I was asked this question by a reader of mine the other day, and I thought it deserved some dissection. On the surface, the simple answer is (per the purist definition of SciFi) when your story does not contain the criteria within the definition of SciFi. For example, technology that is not only possible, but is also already in common use; or that the story itself does not take place in the future or a futuristic setting.
But, does such a story that uses common technology or doesn’t take place in such a setting automatically get classified outside of the SciFi realm? That’s one for debate, and if going by the SciFi purist, that answer would be a pretty solid ‘yes’. While I would agree that going by the base definition of SciFi those types of stories would fall outside of the general term itself; however, there is room for sub-classification to some extent.
Some could take the argument one step farther and say that if the technology portrayed in the work is on the ‘glidepath’ from the current state, then that also would not technically be SciFi. Or that if the setting were in the past, it should be considered more of a Historical Fiction piece. A counterpoint to that argument, and one that shoots this argument down in my opinion, would be that if we used that rationalization, then only the most fantastical stories would ever be true SciFi. After all, palm-held tablet technology was SciFi less than 40 years ago – yet here we are on that glidepath, holding iPads and Android tablets on a daily basis like it’s nothing new.
The fragmentation of the SciFi genre into multiple (growing every day seemingly) subgenres has muddled this question even further. Now, if I create a work that takes place in the future with even the slightest of modifications to the ‘norm’, I’ve created a work of SciFi. Regardless if the technology that I choose to portray in my work is current or not, it can be classified into that genre.
To some extent I think that is okay.
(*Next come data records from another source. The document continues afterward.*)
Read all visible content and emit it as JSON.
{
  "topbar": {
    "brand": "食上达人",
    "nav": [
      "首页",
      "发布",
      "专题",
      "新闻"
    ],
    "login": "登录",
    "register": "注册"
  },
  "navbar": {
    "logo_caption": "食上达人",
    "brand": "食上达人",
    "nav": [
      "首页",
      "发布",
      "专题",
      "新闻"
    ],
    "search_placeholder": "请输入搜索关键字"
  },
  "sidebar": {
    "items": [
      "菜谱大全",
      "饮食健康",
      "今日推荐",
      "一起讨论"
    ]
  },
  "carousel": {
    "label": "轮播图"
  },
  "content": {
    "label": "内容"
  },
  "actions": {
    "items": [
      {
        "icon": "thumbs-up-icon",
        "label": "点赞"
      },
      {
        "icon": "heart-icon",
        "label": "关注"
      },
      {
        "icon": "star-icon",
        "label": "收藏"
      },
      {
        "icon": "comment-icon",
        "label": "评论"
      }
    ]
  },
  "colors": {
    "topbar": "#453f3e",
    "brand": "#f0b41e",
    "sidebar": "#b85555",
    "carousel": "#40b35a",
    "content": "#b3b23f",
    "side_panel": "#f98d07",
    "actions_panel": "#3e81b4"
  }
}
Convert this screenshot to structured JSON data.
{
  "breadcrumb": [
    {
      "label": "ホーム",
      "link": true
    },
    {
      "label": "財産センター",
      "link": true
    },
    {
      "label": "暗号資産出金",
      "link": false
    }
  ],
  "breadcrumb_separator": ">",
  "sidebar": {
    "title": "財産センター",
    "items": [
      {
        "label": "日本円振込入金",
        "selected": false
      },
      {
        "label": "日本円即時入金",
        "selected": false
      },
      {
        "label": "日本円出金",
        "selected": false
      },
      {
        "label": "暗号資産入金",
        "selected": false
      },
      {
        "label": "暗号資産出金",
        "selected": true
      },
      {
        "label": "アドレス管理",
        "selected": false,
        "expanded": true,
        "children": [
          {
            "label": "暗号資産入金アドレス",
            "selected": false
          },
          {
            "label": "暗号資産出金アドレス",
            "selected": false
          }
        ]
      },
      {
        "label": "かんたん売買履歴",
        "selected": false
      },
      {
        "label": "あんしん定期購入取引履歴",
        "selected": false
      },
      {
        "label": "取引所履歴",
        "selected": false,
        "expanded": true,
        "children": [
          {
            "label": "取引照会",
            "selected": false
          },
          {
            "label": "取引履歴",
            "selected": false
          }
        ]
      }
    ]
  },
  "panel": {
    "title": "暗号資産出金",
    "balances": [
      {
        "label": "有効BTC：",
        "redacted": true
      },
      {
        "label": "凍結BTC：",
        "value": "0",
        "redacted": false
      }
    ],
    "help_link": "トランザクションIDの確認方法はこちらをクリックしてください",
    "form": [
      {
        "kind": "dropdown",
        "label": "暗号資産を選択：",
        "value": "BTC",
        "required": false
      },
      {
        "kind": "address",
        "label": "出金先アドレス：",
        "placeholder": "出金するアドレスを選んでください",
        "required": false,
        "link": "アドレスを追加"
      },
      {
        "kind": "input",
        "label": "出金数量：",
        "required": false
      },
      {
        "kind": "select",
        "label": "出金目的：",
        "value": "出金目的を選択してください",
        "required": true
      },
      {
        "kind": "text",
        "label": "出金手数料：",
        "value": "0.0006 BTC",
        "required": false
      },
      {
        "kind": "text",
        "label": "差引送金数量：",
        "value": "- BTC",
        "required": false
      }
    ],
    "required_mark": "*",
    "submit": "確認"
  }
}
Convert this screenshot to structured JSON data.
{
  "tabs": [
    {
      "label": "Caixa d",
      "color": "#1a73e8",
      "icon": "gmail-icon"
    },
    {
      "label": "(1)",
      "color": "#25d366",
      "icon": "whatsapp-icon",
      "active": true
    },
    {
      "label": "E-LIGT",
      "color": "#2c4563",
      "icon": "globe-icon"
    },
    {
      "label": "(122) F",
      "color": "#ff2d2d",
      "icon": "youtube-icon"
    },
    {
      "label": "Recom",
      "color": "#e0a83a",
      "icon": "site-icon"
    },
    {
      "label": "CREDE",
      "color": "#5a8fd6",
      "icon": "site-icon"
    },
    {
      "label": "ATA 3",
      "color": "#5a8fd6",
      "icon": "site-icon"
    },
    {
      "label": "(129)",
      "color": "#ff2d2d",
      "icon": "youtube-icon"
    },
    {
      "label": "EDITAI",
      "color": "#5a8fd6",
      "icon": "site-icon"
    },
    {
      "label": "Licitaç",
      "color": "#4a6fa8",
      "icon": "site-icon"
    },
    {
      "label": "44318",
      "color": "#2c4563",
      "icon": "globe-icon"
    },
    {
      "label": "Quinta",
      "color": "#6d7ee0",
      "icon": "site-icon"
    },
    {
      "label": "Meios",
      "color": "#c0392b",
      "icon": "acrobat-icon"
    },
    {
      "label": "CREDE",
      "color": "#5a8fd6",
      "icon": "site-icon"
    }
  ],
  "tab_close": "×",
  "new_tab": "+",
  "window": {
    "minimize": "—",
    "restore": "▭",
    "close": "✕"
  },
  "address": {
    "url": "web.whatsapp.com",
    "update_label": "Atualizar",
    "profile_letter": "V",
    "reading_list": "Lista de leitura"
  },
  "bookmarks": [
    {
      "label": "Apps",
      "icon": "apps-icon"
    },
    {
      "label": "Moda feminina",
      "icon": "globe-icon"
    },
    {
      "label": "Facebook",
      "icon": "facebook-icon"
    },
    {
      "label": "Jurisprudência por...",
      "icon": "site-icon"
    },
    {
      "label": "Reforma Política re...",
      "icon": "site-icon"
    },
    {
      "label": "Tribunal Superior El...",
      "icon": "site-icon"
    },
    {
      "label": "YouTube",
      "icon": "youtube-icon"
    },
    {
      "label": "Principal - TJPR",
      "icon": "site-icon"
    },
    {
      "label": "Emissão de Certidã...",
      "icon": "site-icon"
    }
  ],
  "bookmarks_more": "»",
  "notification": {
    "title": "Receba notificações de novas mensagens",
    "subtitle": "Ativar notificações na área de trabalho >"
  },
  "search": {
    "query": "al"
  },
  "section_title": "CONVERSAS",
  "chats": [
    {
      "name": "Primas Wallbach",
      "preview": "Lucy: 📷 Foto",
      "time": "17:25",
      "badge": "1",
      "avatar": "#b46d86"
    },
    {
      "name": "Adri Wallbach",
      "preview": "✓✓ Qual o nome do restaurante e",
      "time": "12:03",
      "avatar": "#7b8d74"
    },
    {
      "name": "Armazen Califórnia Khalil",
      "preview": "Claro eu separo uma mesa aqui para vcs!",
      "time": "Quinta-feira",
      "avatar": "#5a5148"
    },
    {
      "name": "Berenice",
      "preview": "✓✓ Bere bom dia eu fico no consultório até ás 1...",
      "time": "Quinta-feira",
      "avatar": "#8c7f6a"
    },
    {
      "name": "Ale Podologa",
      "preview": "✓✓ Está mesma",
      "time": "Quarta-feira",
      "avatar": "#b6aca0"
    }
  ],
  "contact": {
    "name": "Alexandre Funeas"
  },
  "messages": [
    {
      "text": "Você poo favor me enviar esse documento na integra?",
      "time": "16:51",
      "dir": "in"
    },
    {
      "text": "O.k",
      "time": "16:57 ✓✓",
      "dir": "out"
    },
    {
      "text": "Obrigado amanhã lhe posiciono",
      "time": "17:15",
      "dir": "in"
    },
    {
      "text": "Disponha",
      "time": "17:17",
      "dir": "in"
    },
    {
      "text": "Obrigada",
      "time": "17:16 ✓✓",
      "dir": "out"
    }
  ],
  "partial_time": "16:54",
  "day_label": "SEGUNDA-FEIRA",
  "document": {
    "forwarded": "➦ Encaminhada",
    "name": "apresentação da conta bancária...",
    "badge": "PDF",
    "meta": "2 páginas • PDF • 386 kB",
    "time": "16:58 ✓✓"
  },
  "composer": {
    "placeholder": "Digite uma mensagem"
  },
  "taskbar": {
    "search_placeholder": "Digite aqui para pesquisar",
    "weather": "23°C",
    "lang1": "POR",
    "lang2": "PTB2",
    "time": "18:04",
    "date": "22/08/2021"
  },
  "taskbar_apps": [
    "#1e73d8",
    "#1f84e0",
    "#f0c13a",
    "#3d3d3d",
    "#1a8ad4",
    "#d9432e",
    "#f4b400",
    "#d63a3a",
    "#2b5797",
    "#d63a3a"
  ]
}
There’s a bunch of room under the SciFi umbrella for different interpretations of the classification. However, what I would propose is a subset of genres within SciFi that borrow from non-SciFi classifications – such as Drama, Historical, Suspense, et al. You get the picture. Anyone that has ready my novel, Clarity, knows that while I classified it as Scifi, I also commonly refer to it as a Drama. It has some SciFi elements in it, but for the most part (as are most of my works) it’s a drama about the human condition, or the interactions between several humans. Science plays a part, but more of a supporting role. I felt the need to classify it as SciFi because Epsilon Book 2 leans heavily toward SciFi – so rather than mislead potential readers or, worse, alienate them when they read past Book 1, SciFi was a general classification for Clarity.
So back to the question at hand. When does SciFi become SciFact? (new term, copyright me – now) What we’ve discussed here brings up a lot of gray areas, and makes the answer not as simple as the one with which we started. But I think it can be boiled down pretty handily to the author’s discretion. See where the story fits within the criteria of the genre, and then make your determination.
Perhaps if we all band together and begin using some of the non-SciFi genre tags, we’ll convince everyone that they are needed to further define our wonderful genre of Science Fiction.